Many years ago a philosophy professor assigned my class to watch Wim Wenders’ “Der Himmel über Berlin” (called in English “Wings of Desire”) which was an award-winning film from the 1980s. Its haunting scenes have remained lodged in my imagination for decades. Thus, I was excited to see the director’s most recent project, a documentary titled “Pope Francis: A Man of His Word.”
I laughingly sent my friends a photo saying “This picture says a lot about some of the current problems with our country…” My mother sat entirely alone in the theater as the previews ran. It was understandably quiet on a Monday evening in June, but we had a totally private screening. Perhaps if more people were thinking reflectively about the intersection of global affairs and theological questions of ultimate meaning and value, we could all hope for a more unified nation.
I took a page out of my former professor’s book and assigned the film to supplement my own current graduate students’ required reading of Paul Vallely’s masterful biography “Pope Francis: Untying the Knots — The Struggle for the Soul of Catholicism” and Leonardo Boff’s “Francis of Rome, Francis of Assisi.” All of this was foundational background material for our class in Rome this summer exploring English, Italian and Spanish primary and secondary texts studying the theological vision, formation, and efforts of the Holy Father.
The film provided some fascinating and striking moments, and was structured in such a way as to make one feel the pope was intimately conversing with the audience. The footage from some of his memorable milestone moments (e.g. in the halls of Congress, at Lampedusa, in the wake of Typhoon Haiyan in the Philippines) was counterbalanced by less grand spectacles when he was criticizing careerism and clericalism to the Curia, encouraging Argentinians to embrace one another in the wake of terrible political and economic discord, or visiting prisoners, hospice patients or refugee camps without much fanfare.

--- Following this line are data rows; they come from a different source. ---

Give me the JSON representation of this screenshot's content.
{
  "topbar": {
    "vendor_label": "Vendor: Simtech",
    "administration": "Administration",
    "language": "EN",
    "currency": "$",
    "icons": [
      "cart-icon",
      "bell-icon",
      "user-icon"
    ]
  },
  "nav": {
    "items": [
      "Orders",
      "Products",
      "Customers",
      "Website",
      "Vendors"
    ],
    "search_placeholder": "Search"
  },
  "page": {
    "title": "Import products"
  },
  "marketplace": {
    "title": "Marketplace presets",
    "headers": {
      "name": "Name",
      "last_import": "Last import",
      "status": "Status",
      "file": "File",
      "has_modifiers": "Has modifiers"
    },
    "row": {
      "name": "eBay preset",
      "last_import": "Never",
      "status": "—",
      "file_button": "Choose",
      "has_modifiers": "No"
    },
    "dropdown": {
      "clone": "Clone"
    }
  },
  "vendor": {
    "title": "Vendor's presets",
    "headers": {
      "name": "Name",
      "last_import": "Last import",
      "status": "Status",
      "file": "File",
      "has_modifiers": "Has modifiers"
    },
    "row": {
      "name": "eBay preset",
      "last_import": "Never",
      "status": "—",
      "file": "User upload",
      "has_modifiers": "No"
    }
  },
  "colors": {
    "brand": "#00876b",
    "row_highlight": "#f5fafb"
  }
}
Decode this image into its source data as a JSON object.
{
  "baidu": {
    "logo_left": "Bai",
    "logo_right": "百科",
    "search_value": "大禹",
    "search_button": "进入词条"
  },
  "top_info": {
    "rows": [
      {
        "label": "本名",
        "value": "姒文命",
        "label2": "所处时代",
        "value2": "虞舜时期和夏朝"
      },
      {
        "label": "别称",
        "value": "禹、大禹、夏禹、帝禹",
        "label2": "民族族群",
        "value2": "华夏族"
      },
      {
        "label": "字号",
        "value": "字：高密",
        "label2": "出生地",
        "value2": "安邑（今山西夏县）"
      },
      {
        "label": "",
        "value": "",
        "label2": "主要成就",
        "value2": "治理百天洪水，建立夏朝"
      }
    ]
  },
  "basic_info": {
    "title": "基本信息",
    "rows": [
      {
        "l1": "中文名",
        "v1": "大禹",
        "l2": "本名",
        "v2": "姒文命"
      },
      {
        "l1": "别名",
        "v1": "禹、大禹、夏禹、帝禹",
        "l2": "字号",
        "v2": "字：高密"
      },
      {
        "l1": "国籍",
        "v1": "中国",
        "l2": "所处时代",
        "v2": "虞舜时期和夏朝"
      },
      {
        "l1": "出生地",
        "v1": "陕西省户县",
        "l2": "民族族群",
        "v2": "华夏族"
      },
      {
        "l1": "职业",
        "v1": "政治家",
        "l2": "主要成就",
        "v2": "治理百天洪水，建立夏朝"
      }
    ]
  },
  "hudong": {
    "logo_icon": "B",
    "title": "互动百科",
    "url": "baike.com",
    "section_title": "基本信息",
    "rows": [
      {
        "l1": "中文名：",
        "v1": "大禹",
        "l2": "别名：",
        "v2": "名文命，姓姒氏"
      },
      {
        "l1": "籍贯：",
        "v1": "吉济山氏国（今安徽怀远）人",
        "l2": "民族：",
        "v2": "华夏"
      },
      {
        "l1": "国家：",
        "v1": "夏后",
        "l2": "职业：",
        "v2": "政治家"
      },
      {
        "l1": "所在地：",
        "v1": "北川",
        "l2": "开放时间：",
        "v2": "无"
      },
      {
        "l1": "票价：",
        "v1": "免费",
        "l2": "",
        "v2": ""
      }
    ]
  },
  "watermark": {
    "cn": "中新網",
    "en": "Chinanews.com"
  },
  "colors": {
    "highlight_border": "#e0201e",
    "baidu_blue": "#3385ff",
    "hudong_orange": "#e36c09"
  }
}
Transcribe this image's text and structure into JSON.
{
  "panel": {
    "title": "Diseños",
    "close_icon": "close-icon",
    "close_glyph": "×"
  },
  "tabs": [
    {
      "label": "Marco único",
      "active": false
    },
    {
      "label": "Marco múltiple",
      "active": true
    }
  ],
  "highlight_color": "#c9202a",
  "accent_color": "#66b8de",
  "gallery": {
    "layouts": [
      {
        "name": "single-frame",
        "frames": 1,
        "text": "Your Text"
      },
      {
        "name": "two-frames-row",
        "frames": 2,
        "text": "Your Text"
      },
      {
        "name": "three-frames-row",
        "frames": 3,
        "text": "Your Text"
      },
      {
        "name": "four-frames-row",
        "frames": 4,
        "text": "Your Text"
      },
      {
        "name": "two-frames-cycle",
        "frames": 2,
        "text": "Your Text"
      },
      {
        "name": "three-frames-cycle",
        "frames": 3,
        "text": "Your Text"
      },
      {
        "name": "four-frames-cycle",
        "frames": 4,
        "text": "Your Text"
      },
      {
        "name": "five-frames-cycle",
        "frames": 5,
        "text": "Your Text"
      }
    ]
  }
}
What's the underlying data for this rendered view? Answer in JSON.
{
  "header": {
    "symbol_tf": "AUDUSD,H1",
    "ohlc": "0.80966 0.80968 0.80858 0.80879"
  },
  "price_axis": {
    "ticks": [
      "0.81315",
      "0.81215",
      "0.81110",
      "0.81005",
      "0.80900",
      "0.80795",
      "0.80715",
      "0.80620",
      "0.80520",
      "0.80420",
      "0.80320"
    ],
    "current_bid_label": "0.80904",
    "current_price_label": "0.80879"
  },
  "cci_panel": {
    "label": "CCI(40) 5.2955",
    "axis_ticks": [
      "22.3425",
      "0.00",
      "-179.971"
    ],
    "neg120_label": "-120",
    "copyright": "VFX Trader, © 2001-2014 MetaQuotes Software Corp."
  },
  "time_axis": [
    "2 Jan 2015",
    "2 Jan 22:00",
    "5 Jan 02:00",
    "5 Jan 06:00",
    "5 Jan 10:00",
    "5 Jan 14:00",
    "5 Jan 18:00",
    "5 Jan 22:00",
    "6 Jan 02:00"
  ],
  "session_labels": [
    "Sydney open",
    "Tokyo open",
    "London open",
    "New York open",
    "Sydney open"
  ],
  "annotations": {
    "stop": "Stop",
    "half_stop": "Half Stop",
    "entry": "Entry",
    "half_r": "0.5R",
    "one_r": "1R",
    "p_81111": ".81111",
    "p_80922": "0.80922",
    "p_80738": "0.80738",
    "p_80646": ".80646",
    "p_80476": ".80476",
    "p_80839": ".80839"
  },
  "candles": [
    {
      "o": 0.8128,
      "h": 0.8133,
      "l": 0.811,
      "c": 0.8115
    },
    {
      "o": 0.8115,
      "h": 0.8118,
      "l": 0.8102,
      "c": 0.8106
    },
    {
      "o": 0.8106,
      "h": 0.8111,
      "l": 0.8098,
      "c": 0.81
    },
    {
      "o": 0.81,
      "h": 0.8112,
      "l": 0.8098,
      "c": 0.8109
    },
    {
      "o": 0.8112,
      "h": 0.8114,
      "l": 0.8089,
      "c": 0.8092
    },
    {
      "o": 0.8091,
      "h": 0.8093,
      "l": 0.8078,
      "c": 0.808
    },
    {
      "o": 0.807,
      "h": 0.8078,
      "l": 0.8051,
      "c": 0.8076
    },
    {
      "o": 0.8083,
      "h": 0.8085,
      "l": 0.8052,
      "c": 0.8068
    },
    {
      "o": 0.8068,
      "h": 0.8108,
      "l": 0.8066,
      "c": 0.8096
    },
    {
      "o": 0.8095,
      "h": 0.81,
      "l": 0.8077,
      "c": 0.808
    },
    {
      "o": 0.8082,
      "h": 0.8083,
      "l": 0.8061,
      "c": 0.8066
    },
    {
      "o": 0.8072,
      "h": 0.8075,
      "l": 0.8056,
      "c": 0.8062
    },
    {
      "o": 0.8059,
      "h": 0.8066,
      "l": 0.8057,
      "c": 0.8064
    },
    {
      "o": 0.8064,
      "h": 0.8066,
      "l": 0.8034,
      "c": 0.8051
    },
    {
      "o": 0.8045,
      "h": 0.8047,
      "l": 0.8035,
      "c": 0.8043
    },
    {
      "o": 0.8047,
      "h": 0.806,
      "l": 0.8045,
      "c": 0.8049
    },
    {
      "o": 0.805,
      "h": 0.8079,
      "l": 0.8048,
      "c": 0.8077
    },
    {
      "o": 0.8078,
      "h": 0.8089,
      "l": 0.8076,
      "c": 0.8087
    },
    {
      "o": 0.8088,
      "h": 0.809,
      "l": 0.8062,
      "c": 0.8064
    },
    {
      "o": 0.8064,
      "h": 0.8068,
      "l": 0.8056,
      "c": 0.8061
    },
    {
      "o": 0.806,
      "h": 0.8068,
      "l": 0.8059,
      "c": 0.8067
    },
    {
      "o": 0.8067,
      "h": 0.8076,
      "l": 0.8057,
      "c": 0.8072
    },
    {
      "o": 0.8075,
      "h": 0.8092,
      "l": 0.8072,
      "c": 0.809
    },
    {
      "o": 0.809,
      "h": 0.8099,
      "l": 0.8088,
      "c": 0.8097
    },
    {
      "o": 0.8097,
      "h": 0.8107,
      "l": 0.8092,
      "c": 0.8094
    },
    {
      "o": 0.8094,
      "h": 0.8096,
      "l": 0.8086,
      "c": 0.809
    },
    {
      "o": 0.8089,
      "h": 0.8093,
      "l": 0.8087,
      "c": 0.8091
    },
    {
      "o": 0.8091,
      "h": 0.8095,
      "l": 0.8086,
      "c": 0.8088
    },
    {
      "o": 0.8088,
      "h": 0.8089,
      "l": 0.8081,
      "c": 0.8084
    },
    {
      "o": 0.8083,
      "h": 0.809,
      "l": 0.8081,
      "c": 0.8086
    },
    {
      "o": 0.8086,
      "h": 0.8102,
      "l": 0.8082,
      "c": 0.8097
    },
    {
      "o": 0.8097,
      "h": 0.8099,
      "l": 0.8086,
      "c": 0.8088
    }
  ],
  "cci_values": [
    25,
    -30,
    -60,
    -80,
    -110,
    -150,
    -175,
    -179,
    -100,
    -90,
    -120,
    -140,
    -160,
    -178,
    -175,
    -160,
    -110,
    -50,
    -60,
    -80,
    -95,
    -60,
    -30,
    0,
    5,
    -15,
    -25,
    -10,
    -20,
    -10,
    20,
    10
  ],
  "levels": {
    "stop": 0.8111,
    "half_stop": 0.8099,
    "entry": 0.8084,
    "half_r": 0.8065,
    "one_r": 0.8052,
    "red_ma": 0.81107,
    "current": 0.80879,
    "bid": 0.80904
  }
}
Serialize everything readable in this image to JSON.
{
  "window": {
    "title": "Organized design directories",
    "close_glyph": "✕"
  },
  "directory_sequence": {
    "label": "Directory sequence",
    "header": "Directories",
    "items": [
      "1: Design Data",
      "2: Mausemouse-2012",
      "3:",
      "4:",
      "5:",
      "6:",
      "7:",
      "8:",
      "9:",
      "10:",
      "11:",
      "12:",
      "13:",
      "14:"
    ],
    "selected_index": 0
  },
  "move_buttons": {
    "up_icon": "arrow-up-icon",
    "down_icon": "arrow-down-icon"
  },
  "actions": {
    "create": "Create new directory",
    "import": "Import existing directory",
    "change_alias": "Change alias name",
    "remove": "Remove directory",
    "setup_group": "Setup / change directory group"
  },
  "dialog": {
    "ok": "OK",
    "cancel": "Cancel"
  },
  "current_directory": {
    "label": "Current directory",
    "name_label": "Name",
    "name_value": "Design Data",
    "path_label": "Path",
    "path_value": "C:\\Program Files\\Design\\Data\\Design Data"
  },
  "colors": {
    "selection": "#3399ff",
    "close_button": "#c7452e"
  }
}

Many of his theological priorities were covered extensively: ecology and its relationship to a culture of disposability, the breakdown of the family due to overwork, the dignity of humankind in the face of rampant unemployment and marginalization. His calls for the fundamental human rights of “Trabajo, Tierra, y Techos” (often keeping the alliteration in English as “Labor, Land, and Lodging”) was highlighted. But so were some of the areas where critics from across the ideological spectrum find fault or ambiguities in the pope’s approach: his language about women and issues around gender are sometimes seen as deeply rooted in Latin American machismo culture, or at the very least as tone-deaf; despite his claims of Zero Tolerance, his approach to the victims of sexual abuse has been viewed in some quarters as inadequate; and the shift in his leadership style over the course of his career has resulted in perceived contradictions or innovative articulations of teachings that some find unhelpful or disorienting. He is without a doubt a complex individual who does not neatly fit into the progressive-conservative boxes with which we are all too familiar.
However, popular religiosity, dialogue, and accompaniment continue to lie at the heart of his vision of a church that is not equated simply with the staggeringly small percentage (less than 0.1 percent) of celibate males who are called to holy orders in the overall Catholic body.
His more attentive focus on the other 99.9 percent of us is worth closer study.
While I enjoyed the movie and highly recommend it to anyone reading this publication, my own (minor) critique would include the fact that while Francis of Assisi figures prominently in framing this pontificate, it’s somewhat ironic to me that the only mention of Loyola’s spiritual vision at all came in the credits when I realized that the Italian actor who played Saint Francis is named Ignazio in real life! While I obviously readily admit that the Umbrian 13th century “il poverello” plays an absolutely central role in the pope’s spiritual life and vision, the Ignatian principles of discernment, “care for the entire person” (cura personalis), and “overcoming oneself” (Vince Te Ipsum) warrant at least a passing mention in a biography of the first Jesuit pope in history, who has for 60 years practiced these spiritual disciplines every day.
Regardless of such a trivial quibble, one could find much worse ways to spend an evening than to make some time to spend with the Holy Father, even if there may not be too many people in the rows around you.
Originally from Collingswood, Michael M. Canaris, Ph.D., teaches at Loyola University, Chicago.